## Your objective
Look below for the line containing "Output a JSON". Write out that line and the rest through the last one, exactly as they appear, but without pictures.

Dataset rows for apps and sites:
%%
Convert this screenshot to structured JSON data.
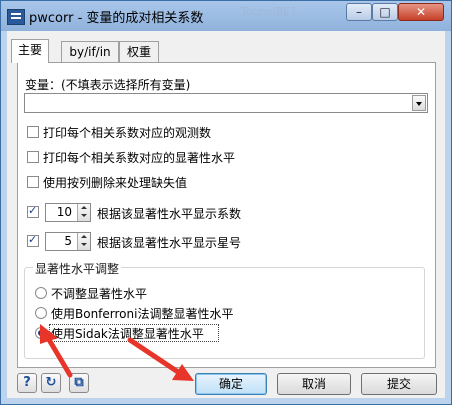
{
  "window": {
    "title": "pwcorr - 变量的成对相关系数",
    "ghost_text": "Tourwi8E1"
  },
  "tabs": [
    {
      "label": "主要",
      "active": true
    },
    {
      "label": "by/if/in",
      "active": false
    },
    {
      "label": "权重",
      "active": false
    }
  ],
  "main": {
    "variables_label": "变量：(不填表示选择所有变量)",
    "variables_value": "",
    "options": [
      {
        "label": "打印每个相关系数对应的观测数",
        "checked": false
      },
      {
        "label": "打印每个相关系数对应的显著性水平",
        "checked": false
      },
      {
        "label": "使用按列删除来处理缺失值",
        "checked": false
      }
    ],
    "sig_coef": {
      "checked": true,
      "value": "10",
      "label": "根据该显著性水平显示系数"
    },
    "sig_star": {
      "checked": true,
      "value": "5",
      "label": "根据该显著性水平显示星号"
    },
    "adjust_group": {
      "title": "显著性水平调整",
      "options": [
        {
          "label": "不调整显著性水平",
          "selected": false
        },
        {
          "label": "使用Bonferroni法调整显著性水平",
          "selected": false
        },
        {
          "label": "使用Sidak法调整显著性水平",
          "selected": true
        }
      ]
    }
  },
  "footer": {
    "help_icon": "?",
    "reset_icon": "↻",
    "copy_icon": "⧉",
    "ok_label": "确定",
    "cancel_label": "取消",
    "submit_label": "提交"
  },
  "colors": {
    "annotation_arrow": "#e8352a",
    "accent": "#1a3c8c"
  }
}
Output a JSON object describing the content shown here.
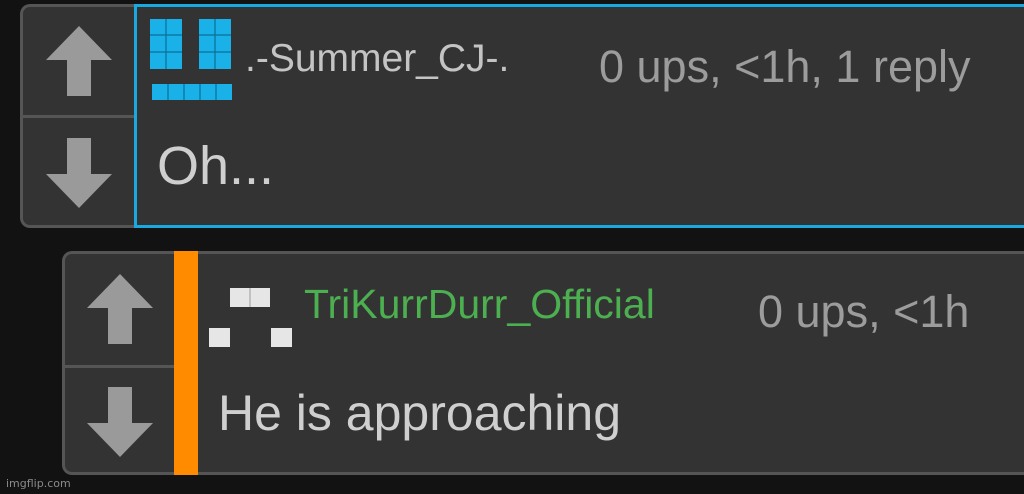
{
  "comments": [
    {
      "username": ".-Summer_CJ-.",
      "meta": "0 ups, <1h, 1 reply",
      "text": "Oh...",
      "username_color": "#c4c4c4",
      "accent_color": "#1aa8e0",
      "avatar_icon": "blue-face-icon"
    },
    {
      "username": "TriKurrDurr_Official",
      "meta": "0 ups, <1h",
      "text": "He is approaching",
      "username_color": "#4caf50",
      "accent_color": "#ff8c00",
      "avatar_icon": "white-face-icon"
    }
  ],
  "watermark": "imgflip.com",
  "vote_icons": {
    "up": "up-arrow-icon",
    "down": "down-arrow-icon"
  }
}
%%
## Your solution
Output a JSON object describing the content shown here.
{
  "comments": [
    {
      "username": ".-Summer_CJ-.",
      "meta": "0 ups, <1h, 1 reply",
      "text": "Oh...",
      "username_color": "#c4c4c4",
      "accent_color": "#1aa8e0",
      "avatar_icon": "blue-face-icon"
    },
    {
      "username": "TriKurrDurr_Official",
      "meta": "0 ups, <1h",
      "text": "He is approaching",
      "username_color": "#4caf50",
      "accent_color": "#ff8c00",
      "avatar_icon": "white-face-icon"
    }
  ],
  "watermark": "imgflip.com",
  "vote_icons": {
    "up": "up-arrow-icon",
    "down": "down-arrow-icon"
  }
}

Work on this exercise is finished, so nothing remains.